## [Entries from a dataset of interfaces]
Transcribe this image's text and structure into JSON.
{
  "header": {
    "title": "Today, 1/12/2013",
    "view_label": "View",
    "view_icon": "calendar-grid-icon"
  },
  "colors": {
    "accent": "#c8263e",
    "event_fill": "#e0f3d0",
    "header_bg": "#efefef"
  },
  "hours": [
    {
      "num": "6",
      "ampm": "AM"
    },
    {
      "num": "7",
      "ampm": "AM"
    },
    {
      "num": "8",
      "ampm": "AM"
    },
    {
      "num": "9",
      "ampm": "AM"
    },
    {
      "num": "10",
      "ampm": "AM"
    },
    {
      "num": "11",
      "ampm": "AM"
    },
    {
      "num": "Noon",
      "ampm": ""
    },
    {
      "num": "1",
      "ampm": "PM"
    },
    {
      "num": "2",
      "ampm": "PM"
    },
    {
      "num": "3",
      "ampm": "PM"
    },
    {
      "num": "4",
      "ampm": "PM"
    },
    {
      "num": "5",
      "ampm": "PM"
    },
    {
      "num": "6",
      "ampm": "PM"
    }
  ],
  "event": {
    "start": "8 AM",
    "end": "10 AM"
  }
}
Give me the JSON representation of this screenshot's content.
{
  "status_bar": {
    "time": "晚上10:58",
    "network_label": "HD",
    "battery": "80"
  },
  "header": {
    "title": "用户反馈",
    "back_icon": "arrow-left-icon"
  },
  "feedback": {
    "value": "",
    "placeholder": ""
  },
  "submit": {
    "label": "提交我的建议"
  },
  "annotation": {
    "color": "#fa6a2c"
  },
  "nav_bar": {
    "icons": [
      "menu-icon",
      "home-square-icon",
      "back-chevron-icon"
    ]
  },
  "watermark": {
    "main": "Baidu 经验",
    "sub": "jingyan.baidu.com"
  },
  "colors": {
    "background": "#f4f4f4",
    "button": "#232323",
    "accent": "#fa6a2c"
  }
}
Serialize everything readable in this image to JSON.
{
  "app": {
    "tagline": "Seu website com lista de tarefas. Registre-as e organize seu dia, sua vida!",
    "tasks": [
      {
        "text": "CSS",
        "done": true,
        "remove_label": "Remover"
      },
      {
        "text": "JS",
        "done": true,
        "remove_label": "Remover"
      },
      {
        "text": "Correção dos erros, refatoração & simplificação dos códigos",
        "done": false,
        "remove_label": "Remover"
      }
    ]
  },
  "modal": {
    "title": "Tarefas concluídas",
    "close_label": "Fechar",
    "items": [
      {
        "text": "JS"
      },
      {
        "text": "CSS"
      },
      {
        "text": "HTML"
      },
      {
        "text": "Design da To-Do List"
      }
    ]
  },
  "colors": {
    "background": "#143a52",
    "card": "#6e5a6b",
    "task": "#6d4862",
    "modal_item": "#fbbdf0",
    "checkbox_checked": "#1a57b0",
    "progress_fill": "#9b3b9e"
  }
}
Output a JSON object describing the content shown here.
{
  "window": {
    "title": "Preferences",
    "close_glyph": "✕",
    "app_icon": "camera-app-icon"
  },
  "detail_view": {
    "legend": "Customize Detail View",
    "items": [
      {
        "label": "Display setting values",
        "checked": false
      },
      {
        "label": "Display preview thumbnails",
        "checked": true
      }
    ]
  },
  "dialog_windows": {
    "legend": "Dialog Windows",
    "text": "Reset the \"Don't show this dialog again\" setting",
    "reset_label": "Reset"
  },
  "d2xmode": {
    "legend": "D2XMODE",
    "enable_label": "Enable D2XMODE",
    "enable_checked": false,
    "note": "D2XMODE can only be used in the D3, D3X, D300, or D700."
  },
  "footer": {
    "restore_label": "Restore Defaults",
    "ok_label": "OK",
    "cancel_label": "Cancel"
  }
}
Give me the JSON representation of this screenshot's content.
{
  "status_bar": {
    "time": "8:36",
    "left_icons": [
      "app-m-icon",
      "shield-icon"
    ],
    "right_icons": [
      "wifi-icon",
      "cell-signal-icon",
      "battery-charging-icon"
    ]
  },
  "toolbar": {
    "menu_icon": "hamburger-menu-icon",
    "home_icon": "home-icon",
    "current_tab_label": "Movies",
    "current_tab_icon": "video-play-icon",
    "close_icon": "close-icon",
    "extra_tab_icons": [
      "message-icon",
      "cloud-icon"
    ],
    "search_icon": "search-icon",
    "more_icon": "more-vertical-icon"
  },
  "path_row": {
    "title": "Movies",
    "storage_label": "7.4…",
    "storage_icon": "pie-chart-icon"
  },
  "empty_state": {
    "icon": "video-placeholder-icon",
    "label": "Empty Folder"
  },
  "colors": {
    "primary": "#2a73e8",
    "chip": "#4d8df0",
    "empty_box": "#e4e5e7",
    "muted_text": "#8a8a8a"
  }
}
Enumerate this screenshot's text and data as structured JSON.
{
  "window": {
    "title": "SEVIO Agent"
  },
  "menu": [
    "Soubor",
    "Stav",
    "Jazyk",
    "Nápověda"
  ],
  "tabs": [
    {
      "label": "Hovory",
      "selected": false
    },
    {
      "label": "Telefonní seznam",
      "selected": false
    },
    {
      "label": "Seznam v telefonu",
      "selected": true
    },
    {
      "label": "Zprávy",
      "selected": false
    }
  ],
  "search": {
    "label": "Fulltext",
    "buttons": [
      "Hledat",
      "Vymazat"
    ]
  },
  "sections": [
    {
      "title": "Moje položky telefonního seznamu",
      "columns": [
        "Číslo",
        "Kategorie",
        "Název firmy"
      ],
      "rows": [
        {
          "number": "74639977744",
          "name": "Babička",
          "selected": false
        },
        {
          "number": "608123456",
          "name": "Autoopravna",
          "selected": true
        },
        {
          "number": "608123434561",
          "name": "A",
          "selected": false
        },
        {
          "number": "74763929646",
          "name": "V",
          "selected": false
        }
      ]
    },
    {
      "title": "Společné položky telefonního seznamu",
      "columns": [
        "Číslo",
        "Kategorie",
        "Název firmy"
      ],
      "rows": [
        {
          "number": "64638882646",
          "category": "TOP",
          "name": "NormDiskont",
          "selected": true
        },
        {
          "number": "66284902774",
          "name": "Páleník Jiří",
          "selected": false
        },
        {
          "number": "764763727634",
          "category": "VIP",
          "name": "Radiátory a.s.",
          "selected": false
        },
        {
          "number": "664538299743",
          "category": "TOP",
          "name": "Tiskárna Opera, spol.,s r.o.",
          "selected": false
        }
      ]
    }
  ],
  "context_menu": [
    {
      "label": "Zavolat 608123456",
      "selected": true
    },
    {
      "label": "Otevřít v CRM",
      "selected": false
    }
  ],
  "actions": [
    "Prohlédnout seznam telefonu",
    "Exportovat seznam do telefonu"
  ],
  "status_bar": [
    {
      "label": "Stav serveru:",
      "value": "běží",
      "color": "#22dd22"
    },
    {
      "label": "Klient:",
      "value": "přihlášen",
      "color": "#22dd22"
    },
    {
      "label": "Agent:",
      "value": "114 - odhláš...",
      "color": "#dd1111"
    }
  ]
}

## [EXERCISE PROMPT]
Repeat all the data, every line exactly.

## [REPLY]
Transcribe this image's text and structure into JSON.
{
  "header": {
    "title": "Today, 1/12/2013",
    "view_label": "View",
    "view_icon": "calendar-grid-icon"
  },
  "colors": {
    "accent": "#c8263e",
    "event_fill": "#e0f3d0",
    "header_bg": "#efefef"
  },
  "hours": [
    {
      "num": "6",
      "ampm": "AM"
    },
    {
      "num": "7",
      "ampm": "AM"
    },
    {
      "num": "8",
      "ampm": "AM"
    },
    {
      "num": "9",
      "ampm": "AM"
    },
    {
      "num": "10",
      "ampm": "AM"
    },
    {
      "num": "11",
      "ampm": "AM"
    },
    {
      "num": "Noon",
      "ampm": ""
    },
    {
      "num": "1",
      "ampm": "PM"
    },
    {
      "num": "2",
      "ampm": "PM"
    },
    {
      "num": "3",
      "ampm": "PM"
    },
    {
      "num": "4",
      "ampm": "PM"
    },
    {
      "num": "5",
      "ampm": "PM"
    },
    {
      "num": "6",
      "ampm": "PM"
    }
  ],
  "event": {
    "start": "8 AM",
    "end": "10 AM"
  }
}
Give me the JSON representation of this screenshot's content.
{
  "status_bar": {
    "time": "晚上10:58",
    "network_label": "HD",
    "battery": "80"
  },
  "header": {
    "title": "用户反馈",
    "back_icon": "arrow-left-icon"
  },
  "feedback": {
    "value": "",
    "placeholder": ""
  },
  "submit": {
    "label": "提交我的建议"
  },
  "annotation": {
    "color": "#fa6a2c"
  },
  "nav_bar": {
    "icons": [
      "menu-icon",
      "home-square-icon",
      "back-chevron-icon"
    ]
  },
  "watermark": {
    "main": "Baidu 经验",
    "sub": "jingyan.baidu.com"
  },
  "colors": {
    "background": "#f4f4f4",
    "button": "#232323",
    "accent": "#fa6a2c"
  }
}
Serialize everything readable in this image to JSON.
{
  "app": {
    "tagline": "Seu website com lista de tarefas. Registre-as e organize seu dia, sua vida!",
    "tasks": [
      {
        "text": "CSS",
        "done": true,
        "remove_label": "Remover"
      },
      {
        "text": "JS",
        "done": true,
        "remove_label": "Remover"
      },
      {
        "text": "Correção dos erros, refatoração & simplificação dos códigos",
        "done": false,
        "remove_label": "Remover"
      }
    ]
  },
  "modal": {
    "title": "Tarefas concluídas",
    "close_label": "Fechar",
    "items": [
      {
        "text": "JS"
      },
      {
        "text": "CSS"
      },
      {
        "text": "HTML"
      },
      {
        "text": "Design da To-Do List"
      }
    ]
  },
  "colors": {
    "background": "#143a52",
    "card": "#6e5a6b",
    "task": "#6d4862",
    "modal_item": "#fbbdf0",
    "checkbox_checked": "#1a57b0",
    "progress_fill": "#9b3b9e"
  }
}
Output a JSON object describing the content shown here.
{
  "window": {
    "title": "Preferences",
    "close_glyph": "✕",
    "app_icon": "camera-app-icon"
  },
  "detail_view": {
    "legend": "Customize Detail View",
    "items": [
      {
        "label": "Display setting values",
        "checked": false
      },
      {
        "label": "Display preview thumbnails",
        "checked": true
      }
    ]
  },
  "dialog_windows": {
    "legend": "Dialog Windows",
    "text": "Reset the \"Don't show this dialog again\" setting",
    "reset_label": "Reset"
  },
  "d2xmode": {
    "legend": "D2XMODE",
    "enable_label": "Enable D2XMODE",
    "enable_checked": false,
    "note": "D2XMODE can only be used in the D3, D3X, D300, or D700."
  },
  "footer": {
    "restore_label": "Restore Defaults",
    "ok_label": "OK",
    "cancel_label": "Cancel"
  }
}
Give me the JSON representation of this screenshot's content.
{
  "status_bar": {
    "time": "8:36",
    "left_icons": [
      "app-m-icon",
      "shield-icon"
    ],
    "right_icons": [
      "wifi-icon",
      "cell-signal-icon",
      "battery-charging-icon"
    ]
  },
  "toolbar": {
    "menu_icon": "hamburger-menu-icon",
    "home_icon": "home-icon",
    "current_tab_label": "Movies",
    "current_tab_icon": "video-play-icon",
    "close_icon": "close-icon",
    "extra_tab_icons": [
      "message-icon",
      "cloud-icon"
    ],
    "search_icon": "search-icon",
    "more_icon": "more-vertical-icon"
  },
  "path_row": {
    "title": "Movies",
    "storage_label": "7.4…",
    "storage_icon": "pie-chart-icon"
  },
  "empty_state": {
    "icon": "video-placeholder-icon",
    "label": "Empty Folder"
  },
  "colors": {
    "primary": "#2a73e8",
    "chip": "#4d8df0",
    "empty_box": "#e4e5e7",
    "muted_text": "#8a8a8a"
  }
}
Enumerate this screenshot's text and data as structured JSON.
{
  "window": {
    "title": "SEVIO Agent"
  },
  "menu": [
    "Soubor",
    "Stav",
    "Jazyk",
    "Nápověda"
  ],
  "tabs": [
    {
      "label": "Hovory",
      "selected": false
    },
    {
      "label": "Telefonní seznam",
      "selected": false
    },
    {
      "label": "Seznam v telefonu",
      "selected": true
    },
    {
      "label": "Zprávy",
      "selected": false
    }
  ],
  "search": {
    "label": "Fulltext",
    "buttons": [
      "Hledat",
      "Vymazat"
    ]
  },
  "sections": [
    {
      "title": "Moje položky telefonního seznamu",
      "columns": [
        "Číslo",
        "Kategorie",
        "Název firmy"
      ],
      "rows": [
        {
          "number": "74639977744",
          "name": "Babička",
          "selected": false
        },
        {
          "number": "608123456",
          "name": "Autoopravna",
          "selected": true
        },
        {
          "number": "608123434561",
          "name": "A",
          "selected": false
        },
        {
          "number": "74763929646",
          "name": "V",
          "selected": false
        }
      ]
    },
    {
      "title": "Společné položky telefonního seznamu",
      "columns": [
        "Číslo",
        "Kategorie",
        "Název firmy"
      ],
      "rows": [
        {
          "number": "64638882646",
          "category": "TOP",
          "name": "NormDiskont",
          "selected": true
        },
        {
          "number": "66284902774",
          "name": "Páleník Jiří",
          "selected": false
        },
        {
          "number": "764763727634",
          "category": "VIP",
          "name": "Radiátory a.s.",
          "selected": false
        },
        {
          "number": "664538299743",
          "category": "TOP",
          "name": "Tiskárna Opera, spol.,s r.o.",
          "selected": false
        }
      ]
    }
  ],
  "context_menu": [
    {
      "label": "Zavolat 608123456",
      "selected": true
    },
    {
      "label": "Otevřít v CRM",
      "selected": false
    }
  ],
  "actions": [
    "Prohlédnout seznam telefonu",
    "Exportovat seznam do telefonu"
  ],
  "status_bar": [
    {
      "label": "Stav serveru:",
      "value": "běží",
      "color": "#22dd22"
    },
    {
      "label": "Klient:",
      "value": "přihlášen",
      "color": "#22dd22"
    },
    {
      "label": "Agent:",
      "value": "114 - odhláš...",
      "color": "#dd1111"
    }
  ]
}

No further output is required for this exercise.